• [YOUR INSTRUCTIONS]
Your job is to retype the records exactly while dropping every picture.

[STUDY MATERIAL — start]

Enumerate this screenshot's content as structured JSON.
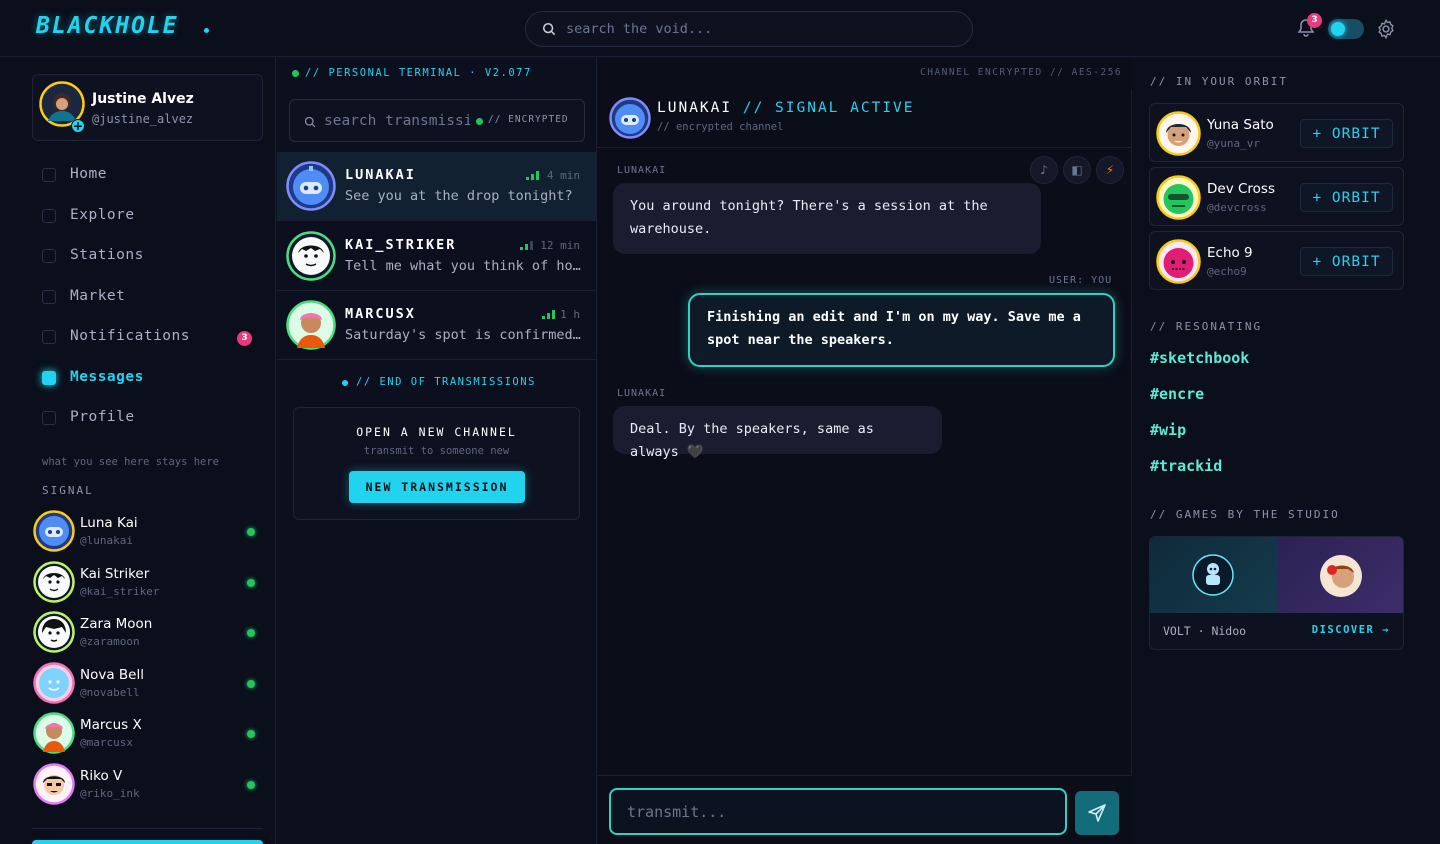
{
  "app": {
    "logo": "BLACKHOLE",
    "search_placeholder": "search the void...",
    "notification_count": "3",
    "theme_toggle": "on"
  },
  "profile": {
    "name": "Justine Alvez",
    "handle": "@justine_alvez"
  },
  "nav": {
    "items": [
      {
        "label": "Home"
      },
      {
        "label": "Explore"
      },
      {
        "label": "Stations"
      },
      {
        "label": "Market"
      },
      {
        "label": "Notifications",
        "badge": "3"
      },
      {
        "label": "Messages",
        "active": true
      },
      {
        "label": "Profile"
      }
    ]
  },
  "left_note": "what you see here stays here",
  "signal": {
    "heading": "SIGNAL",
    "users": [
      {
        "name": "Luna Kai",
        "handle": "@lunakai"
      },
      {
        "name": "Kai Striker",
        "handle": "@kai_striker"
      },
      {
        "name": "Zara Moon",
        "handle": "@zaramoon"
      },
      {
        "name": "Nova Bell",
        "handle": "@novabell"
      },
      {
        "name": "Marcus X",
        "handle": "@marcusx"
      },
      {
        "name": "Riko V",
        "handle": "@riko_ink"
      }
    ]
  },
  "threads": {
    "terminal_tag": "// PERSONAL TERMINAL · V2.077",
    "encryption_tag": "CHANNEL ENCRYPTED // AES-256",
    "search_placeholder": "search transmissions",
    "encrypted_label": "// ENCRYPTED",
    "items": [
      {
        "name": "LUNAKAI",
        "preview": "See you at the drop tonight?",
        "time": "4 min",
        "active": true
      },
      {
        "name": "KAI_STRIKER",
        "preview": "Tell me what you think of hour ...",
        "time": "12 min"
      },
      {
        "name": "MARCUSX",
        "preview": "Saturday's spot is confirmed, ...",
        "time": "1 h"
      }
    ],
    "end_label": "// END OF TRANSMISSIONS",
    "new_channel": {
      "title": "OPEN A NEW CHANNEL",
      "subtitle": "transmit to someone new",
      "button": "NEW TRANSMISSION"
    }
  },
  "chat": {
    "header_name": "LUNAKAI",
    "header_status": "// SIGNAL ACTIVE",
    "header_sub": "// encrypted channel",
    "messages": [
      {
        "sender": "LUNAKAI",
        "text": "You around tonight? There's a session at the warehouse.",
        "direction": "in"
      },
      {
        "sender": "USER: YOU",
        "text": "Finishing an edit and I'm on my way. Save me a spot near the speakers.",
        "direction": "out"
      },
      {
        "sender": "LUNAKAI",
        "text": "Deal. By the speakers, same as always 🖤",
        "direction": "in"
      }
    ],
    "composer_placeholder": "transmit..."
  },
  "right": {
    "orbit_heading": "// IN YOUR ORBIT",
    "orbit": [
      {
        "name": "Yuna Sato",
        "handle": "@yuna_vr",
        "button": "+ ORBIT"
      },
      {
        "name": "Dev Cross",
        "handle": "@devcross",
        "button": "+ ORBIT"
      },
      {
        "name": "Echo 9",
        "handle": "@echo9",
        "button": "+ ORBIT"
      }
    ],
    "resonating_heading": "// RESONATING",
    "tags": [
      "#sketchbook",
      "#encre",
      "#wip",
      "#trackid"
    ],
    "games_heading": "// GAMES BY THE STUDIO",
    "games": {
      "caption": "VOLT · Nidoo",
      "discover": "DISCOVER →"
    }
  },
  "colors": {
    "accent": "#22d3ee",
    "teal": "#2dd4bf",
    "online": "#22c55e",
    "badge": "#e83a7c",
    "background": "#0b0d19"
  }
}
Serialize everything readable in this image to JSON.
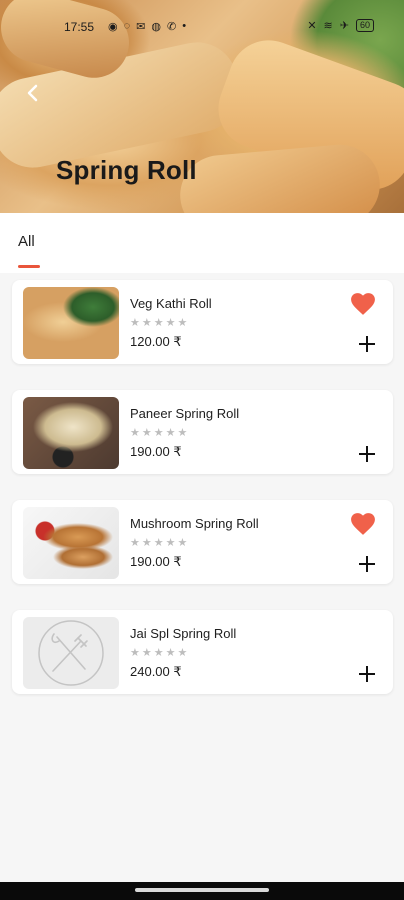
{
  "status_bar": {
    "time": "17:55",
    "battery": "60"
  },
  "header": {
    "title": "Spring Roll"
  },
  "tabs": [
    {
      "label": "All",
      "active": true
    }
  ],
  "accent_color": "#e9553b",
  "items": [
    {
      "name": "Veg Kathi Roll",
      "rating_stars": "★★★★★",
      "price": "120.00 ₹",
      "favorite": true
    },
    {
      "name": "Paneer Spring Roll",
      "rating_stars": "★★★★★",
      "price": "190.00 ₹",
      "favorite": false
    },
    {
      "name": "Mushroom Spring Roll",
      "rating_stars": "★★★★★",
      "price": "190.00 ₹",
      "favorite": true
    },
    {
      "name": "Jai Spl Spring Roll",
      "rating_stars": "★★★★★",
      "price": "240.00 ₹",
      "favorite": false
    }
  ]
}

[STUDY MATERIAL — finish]

• [SOLUTION]
Enumerate this screenshot's content as structured JSON.
{
  "app": {
    "logo": "BLACKHOLE",
    "search_placeholder": "search the void...",
    "notification_count": "3",
    "theme_toggle": "on"
  },
  "profile": {
    "name": "Justine Alvez",
    "handle": "@justine_alvez"
  },
  "nav": {
    "items": [
      {
        "label": "Home"
      },
      {
        "label": "Explore"
      },
      {
        "label": "Stations"
      },
      {
        "label": "Market"
      },
      {
        "label": "Notifications",
        "badge": "3"
      },
      {
        "label": "Messages",
        "active": true
      },
      {
        "label": "Profile"
      }
    ]
  },
  "left_note": "what you see here stays here",
  "signal": {
    "heading": "SIGNAL",
    "users": [
      {
        "name": "Luna Kai",
        "handle": "@lunakai"
      },
      {
        "name": "Kai Striker",
        "handle": "@kai_striker"
      },
      {
        "name": "Zara Moon",
        "handle": "@zaramoon"
      },
      {
        "name": "Nova Bell",
        "handle": "@novabell"
      },
      {
        "name": "Marcus X",
        "handle": "@marcusx"
      },
      {
        "name": "Riko V",
        "handle": "@riko_ink"
      }
    ]
  },
  "threads": {
    "terminal_tag": "// PERSONAL TERMINAL · V2.077",
    "encryption_tag": "CHANNEL ENCRYPTED // AES-256",
    "search_placeholder": "search transmissions",
    "encrypted_label": "// ENCRYPTED",
    "items": [
      {
        "name": "LUNAKAI",
        "preview": "See you at the drop tonight?",
        "time": "4 min",
        "active": true
      },
      {
        "name": "KAI_STRIKER",
        "preview": "Tell me what you think of hour ...",
        "time": "12 min"
      },
      {
        "name": "MARCUSX",
        "preview": "Saturday's spot is confirmed, ...",
        "time": "1 h"
      }
    ],
    "end_label": "// END OF TRANSMISSIONS",
    "new_channel": {
      "title": "OPEN A NEW CHANNEL",
      "subtitle": "transmit to someone new",
      "button": "NEW TRANSMISSION"
    }
  },
  "chat": {
    "header_name": "LUNAKAI",
    "header_status": "// SIGNAL ACTIVE",
    "header_sub": "// encrypted channel",
    "messages": [
      {
        "sender": "LUNAKAI",
        "text": "You around tonight? There's a session at the warehouse.",
        "direction": "in"
      },
      {
        "sender": "USER: YOU",
        "text": "Finishing an edit and I'm on my way. Save me a spot near the speakers.",
        "direction": "out"
      },
      {
        "sender": "LUNAKAI",
        "text": "Deal. By the speakers, same as always 🖤",
        "direction": "in"
      }
    ],
    "composer_placeholder": "transmit..."
  },
  "right": {
    "orbit_heading": "// IN YOUR ORBIT",
    "orbit": [
      {
        "name": "Yuna Sato",
        "handle": "@yuna_vr",
        "button": "+ ORBIT"
      },
      {
        "name": "Dev Cross",
        "handle": "@devcross",
        "button": "+ ORBIT"
      },
      {
        "name": "Echo 9",
        "handle": "@echo9",
        "button": "+ ORBIT"
      }
    ],
    "resonating_heading": "// RESONATING",
    "tags": [
      "#sketchbook",
      "#encre",
      "#wip",
      "#trackid"
    ],
    "games_heading": "// GAMES BY THE STUDIO",
    "games": {
      "caption": "VOLT · Nidoo",
      "discover": "DISCOVER →"
    }
  },
  "colors": {
    "accent": "#22d3ee",
    "teal": "#2dd4bf",
    "online": "#22c55e",
    "badge": "#e83a7c",
    "background": "#0b0d19"
  }
}
Serialize everything readable in this image to JSON.
{
  "status_bar": {
    "time": "17:55",
    "battery": "60"
  },
  "header": {
    "title": "Spring Roll"
  },
  "tabs": [
    {
      "label": "All",
      "active": true
    }
  ],
  "accent_color": "#e9553b",
  "items": [
    {
      "name": "Veg Kathi Roll",
      "rating_stars": "★★★★★",
      "price": "120.00 ₹",
      "favorite": true
    },
    {
      "name": "Paneer Spring Roll",
      "rating_stars": "★★★★★",
      "price": "190.00 ₹",
      "favorite": false
    },
    {
      "name": "Mushroom Spring Roll",
      "rating_stars": "★★★★★",
      "price": "190.00 ₹",
      "favorite": true
    },
    {
      "name": "Jai Spl Spring Roll",
      "rating_stars": "★★★★★",
      "price": "240.00 ₹",
      "favorite": false
    }
  ]
}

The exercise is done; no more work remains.